"We focus on the customer," says John Meese, manager of the Grainger showroom in Wheeling, IL. "You won't find a customer here who waits more than a couple of minutes. The key thing is understanding your customer and what they're after" he says, adding that his employees know most customers by name and also know what businesses they're in.

Close customer relationships facilitate the perfect order, just as the new strategy to localize the branches with proximate distribution centers allows for its realization. The branches, which typically also ship $1 billion in merchandise per year, will continue to serve customers in person, but will no longer ship. "Branches will be freed to focus 100% on their local relationships," says Clark, "and will be able to expand inventory tailored to their local market."

Evidence of that part of the plan is apparent at Grainger's branch store in Morton Grove, IL. Piled high in the aisles of the 28,000-sq.-ft. warehouse area are signs of the latest inventory infusion. Manager Gary Dowd, an MBA who has worked for Grainger for 15 years, affirms that customers come first in his branch, one of the largest in the Grainger chain. "We go the extra mile when it comes to service," he says. "We stay focused on the customer and make sure they leave here with their problem solved."

In addition to the branches, Grainger is cultivating its Web site, Online since 1995, the site was the first among its competitors to post a complete electronic catalog. Orders over the Internet are routed to the closest distribution centers to ship to the customer seamlessly and quickly. Grainger's Web-based sales increased 29% to $110 million in the 2002 third quarter, up from $85 million.

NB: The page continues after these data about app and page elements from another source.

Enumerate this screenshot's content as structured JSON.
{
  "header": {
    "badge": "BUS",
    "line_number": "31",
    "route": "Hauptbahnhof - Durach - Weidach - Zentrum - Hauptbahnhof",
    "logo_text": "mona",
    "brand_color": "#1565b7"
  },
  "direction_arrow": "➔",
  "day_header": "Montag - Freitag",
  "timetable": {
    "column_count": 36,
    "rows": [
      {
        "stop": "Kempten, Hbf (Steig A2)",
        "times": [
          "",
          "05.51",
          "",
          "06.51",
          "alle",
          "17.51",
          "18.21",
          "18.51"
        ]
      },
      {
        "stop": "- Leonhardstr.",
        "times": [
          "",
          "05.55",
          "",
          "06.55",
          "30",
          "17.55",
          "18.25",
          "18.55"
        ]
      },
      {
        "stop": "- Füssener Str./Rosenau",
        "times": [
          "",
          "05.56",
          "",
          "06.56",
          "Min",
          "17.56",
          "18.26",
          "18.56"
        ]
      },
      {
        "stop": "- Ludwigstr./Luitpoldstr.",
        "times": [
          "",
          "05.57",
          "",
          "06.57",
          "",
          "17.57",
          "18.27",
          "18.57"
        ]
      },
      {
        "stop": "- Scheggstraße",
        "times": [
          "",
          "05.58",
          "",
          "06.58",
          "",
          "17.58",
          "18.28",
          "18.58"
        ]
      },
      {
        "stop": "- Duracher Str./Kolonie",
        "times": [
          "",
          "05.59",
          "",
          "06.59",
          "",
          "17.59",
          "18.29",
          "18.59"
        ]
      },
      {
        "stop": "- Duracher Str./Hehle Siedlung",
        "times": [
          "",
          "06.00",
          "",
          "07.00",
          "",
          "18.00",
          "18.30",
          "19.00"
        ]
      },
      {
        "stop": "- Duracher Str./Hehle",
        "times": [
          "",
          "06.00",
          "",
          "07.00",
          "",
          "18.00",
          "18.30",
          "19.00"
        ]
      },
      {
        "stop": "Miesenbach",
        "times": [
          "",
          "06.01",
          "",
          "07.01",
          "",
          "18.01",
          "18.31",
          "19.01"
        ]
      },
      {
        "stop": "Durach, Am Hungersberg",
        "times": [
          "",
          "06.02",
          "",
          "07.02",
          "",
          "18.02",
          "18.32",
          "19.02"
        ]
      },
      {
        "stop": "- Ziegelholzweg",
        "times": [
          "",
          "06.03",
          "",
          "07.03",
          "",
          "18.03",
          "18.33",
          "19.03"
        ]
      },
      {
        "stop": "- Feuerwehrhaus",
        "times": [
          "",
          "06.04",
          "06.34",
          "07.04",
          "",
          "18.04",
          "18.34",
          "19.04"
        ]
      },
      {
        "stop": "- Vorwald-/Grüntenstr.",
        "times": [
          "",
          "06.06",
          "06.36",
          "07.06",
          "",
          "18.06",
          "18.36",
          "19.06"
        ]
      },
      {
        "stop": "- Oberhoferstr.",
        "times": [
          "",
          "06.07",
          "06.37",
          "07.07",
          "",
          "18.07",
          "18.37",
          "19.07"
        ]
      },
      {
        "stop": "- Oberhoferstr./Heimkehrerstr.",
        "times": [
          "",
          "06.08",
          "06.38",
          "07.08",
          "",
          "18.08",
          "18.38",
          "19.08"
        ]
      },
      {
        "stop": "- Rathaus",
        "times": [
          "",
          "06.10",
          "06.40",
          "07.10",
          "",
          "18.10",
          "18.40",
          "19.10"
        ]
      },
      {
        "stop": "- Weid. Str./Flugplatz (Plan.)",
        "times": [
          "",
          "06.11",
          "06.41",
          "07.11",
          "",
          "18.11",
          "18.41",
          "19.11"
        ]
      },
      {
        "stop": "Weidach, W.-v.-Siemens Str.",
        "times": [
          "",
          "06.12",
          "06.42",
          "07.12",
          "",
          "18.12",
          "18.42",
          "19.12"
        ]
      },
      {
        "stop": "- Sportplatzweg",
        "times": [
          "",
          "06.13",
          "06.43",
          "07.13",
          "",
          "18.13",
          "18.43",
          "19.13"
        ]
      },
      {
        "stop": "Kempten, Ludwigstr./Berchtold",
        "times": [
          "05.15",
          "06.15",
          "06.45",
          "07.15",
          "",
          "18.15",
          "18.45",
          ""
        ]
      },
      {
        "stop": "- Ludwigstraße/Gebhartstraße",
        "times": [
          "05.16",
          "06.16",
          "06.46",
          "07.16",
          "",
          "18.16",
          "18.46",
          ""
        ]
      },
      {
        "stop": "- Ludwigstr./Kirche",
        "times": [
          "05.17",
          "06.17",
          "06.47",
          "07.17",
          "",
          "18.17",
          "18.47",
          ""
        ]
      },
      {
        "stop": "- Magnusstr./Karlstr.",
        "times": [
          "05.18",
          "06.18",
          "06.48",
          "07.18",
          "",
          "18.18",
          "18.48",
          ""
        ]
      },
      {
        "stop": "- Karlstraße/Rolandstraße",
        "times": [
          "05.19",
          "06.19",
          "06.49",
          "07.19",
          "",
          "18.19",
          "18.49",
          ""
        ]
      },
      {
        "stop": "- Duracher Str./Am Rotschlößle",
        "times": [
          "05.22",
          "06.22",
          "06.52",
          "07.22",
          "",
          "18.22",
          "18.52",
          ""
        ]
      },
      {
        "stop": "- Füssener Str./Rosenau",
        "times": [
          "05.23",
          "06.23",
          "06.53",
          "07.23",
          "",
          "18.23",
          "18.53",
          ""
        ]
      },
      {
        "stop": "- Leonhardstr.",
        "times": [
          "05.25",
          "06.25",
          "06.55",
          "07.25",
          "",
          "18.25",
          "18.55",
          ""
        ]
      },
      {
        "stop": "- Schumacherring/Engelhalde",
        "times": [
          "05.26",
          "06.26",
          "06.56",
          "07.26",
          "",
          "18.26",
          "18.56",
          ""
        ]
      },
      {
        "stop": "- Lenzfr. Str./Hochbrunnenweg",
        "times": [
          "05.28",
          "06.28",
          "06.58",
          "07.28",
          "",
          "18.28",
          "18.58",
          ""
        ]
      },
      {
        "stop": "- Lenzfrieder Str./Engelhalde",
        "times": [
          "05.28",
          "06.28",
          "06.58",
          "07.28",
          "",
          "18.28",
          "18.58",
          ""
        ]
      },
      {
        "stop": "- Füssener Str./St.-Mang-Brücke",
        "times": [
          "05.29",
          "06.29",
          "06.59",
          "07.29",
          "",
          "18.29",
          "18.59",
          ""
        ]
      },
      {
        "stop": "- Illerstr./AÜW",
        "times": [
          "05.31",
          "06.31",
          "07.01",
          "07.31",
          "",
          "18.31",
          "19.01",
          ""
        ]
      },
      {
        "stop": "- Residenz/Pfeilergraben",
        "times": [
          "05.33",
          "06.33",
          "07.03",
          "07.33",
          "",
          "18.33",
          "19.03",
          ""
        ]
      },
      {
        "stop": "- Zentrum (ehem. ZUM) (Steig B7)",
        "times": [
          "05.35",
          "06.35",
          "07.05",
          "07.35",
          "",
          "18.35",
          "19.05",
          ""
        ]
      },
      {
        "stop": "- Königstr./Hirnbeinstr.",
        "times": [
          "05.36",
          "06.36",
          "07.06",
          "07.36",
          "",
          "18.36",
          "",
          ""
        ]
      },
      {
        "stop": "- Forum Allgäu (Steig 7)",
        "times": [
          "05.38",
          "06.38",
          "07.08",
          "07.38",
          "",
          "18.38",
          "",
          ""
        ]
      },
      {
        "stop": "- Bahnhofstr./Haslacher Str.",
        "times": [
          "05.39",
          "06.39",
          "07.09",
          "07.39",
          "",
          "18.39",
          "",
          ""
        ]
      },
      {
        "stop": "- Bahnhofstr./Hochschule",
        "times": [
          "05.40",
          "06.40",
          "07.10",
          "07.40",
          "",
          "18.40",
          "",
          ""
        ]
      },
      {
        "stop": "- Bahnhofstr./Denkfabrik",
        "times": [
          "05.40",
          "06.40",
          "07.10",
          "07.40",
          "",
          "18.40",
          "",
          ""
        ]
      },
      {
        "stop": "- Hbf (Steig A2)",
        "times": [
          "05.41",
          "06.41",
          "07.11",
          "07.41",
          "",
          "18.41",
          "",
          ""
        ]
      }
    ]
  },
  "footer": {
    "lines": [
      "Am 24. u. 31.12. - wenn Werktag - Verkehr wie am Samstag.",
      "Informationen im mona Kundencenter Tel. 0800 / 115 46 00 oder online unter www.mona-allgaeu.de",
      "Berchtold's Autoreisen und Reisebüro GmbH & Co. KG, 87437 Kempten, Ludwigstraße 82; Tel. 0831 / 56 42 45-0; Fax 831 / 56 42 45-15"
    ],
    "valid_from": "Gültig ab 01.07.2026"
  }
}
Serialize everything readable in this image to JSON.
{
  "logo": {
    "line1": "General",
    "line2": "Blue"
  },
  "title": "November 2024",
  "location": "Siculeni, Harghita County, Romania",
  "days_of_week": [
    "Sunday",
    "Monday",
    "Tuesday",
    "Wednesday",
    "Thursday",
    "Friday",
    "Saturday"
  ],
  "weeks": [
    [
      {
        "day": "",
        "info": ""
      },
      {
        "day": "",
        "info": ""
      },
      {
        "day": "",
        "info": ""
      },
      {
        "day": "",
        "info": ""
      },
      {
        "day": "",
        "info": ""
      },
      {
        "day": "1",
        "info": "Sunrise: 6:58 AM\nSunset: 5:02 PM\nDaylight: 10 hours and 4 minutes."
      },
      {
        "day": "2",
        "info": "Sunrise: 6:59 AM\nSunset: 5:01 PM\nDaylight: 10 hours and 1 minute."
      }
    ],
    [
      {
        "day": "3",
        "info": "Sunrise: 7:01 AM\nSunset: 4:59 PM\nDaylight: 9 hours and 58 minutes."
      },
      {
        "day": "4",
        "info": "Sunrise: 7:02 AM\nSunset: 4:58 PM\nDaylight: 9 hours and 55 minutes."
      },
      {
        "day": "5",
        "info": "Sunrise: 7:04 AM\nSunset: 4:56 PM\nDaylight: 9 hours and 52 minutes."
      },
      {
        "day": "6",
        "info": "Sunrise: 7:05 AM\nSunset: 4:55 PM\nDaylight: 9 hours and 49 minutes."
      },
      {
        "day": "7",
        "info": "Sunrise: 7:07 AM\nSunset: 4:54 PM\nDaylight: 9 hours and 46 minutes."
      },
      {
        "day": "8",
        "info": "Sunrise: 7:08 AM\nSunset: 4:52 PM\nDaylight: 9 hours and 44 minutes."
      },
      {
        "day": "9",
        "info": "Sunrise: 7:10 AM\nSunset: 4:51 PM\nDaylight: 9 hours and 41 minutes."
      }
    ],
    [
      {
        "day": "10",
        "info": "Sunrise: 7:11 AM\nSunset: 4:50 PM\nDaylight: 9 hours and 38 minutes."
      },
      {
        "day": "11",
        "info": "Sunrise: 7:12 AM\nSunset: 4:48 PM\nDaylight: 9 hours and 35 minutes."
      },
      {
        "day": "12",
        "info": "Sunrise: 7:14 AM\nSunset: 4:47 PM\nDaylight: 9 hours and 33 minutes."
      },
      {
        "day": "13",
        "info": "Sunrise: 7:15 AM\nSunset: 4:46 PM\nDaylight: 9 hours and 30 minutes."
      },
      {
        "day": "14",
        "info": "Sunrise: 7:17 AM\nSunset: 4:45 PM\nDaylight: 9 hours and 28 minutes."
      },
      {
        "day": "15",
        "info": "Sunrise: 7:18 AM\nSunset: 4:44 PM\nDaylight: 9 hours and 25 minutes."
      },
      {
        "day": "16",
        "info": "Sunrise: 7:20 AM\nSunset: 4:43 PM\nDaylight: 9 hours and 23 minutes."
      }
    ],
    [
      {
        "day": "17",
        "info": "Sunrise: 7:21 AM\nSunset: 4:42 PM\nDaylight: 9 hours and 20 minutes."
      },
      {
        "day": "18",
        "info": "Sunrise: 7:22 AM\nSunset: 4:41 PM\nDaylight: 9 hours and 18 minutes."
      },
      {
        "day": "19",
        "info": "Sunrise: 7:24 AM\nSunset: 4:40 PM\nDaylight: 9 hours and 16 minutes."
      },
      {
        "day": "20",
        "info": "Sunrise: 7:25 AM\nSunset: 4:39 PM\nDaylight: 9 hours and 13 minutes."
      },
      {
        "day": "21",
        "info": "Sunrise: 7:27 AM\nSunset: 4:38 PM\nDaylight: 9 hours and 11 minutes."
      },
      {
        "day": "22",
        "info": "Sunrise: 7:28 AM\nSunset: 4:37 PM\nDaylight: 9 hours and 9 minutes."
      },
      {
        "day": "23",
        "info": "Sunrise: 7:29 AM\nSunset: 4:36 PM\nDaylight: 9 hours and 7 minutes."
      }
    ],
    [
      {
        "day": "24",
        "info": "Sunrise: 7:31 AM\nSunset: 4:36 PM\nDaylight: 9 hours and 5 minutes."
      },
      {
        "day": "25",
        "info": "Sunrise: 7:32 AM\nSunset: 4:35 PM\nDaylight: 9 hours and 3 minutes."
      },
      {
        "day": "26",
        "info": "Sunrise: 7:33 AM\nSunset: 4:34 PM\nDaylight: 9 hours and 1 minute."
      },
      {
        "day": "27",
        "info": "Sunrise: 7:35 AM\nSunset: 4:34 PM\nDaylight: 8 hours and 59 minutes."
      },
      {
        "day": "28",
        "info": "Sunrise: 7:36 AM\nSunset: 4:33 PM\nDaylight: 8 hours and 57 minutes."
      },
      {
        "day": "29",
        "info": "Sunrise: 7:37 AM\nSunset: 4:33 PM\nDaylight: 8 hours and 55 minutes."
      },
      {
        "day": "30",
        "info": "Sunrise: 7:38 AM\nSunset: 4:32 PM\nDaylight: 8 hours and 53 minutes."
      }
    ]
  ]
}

"A lot of our customers are figuring out that electronic purchasing is the way to reduce process costs," says Jim Ryan, executive vice president, marketing, sales and service. To help them do that, Grainger offers a full range of e-commerce solutions from EDI to fully-integrated electronic purchasing systems. "A year ago, was about 7% of our sales," says Clark, and today, the percentage is 12% and growing."

With its use of the Internet, Grainger believes it has elevated sourcing to an art. For example, it led to the company to start an online service called, a sourcing site that locates hard-to-find products for Grainger customers. Created in 1999 by Ron Paulson, now regional branch services vice president, grew from listening to customer comments in the branches. "If someone can't find a product they need, they always end up at Grainger," says Paulson. "For a lot of companies, spot buys are extremely costly in terms of the price paid for the product and the time spent looking for it. does the legwork for them and it ends up costing customers a lot less money. Our motto is: Just tell us what you want and we'll find it."

Since Grainger's investment announcement, the company has enjoyed a boost in earnings. October's modest economic gains certainly helped. So did the fact that the company's sales to the manufacturing sector only account for about 30% of overall sales. Though Grainger's stock price at press time had not yet benefitted it has declined about 15% since mid-year Clark believes the company "will continue the investment to make that transaction absolutely perfect from the customer's perspective." Clark predicts that it will be hard for customers not to do business with Grainger now and in the future, he says, "because we will make it so easy."